[Given data — start]
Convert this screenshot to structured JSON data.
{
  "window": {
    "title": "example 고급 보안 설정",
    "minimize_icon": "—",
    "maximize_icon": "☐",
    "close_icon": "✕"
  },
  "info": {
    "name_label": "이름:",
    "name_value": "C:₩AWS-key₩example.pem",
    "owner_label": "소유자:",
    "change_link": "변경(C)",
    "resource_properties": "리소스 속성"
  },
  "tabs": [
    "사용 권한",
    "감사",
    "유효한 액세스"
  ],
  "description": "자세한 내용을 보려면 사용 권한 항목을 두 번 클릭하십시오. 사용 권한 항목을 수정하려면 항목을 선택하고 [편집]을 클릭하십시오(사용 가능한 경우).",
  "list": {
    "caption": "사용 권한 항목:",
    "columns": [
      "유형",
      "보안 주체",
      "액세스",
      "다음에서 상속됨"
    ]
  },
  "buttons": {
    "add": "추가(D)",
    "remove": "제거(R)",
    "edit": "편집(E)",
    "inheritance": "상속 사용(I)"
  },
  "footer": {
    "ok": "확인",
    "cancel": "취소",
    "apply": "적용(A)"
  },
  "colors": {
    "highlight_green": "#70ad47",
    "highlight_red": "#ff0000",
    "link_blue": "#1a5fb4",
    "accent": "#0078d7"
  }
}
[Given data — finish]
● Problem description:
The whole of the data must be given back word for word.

● Response for this exercise:
Convert this screenshot to structured JSON data.
{
  "window": {
    "title": "example 고급 보안 설정",
    "minimize_icon": "—",
    "maximize_icon": "☐",
    "close_icon": "✕"
  },
  "info": {
    "name_label": "이름:",
    "name_value": "C:₩AWS-key₩example.pem",
    "owner_label": "소유자:",
    "change_link": "변경(C)",
    "resource_properties": "리소스 속성"
  },
  "tabs": [
    "사용 권한",
    "감사",
    "유효한 액세스"
  ],
  "description": "자세한 내용을 보려면 사용 권한 항목을 두 번 클릭하십시오. 사용 권한 항목을 수정하려면 항목을 선택하고 [편집]을 클릭하십시오(사용 가능한 경우).",
  "list": {
    "caption": "사용 권한 항목:",
    "columns": [
      "유형",
      "보안 주체",
      "액세스",
      "다음에서 상속됨"
    ]
  },
  "buttons": {
    "add": "추가(D)",
    "remove": "제거(R)",
    "edit": "편집(E)",
    "inheritance": "상속 사용(I)"
  },
  "footer": {
    "ok": "확인",
    "cancel": "취소",
    "apply": "적용(A)"
  },
  "colors": {
    "highlight_green": "#70ad47",
    "highlight_red": "#ff0000",
    "link_blue": "#1a5fb4",
    "accent": "#0078d7"
  }
}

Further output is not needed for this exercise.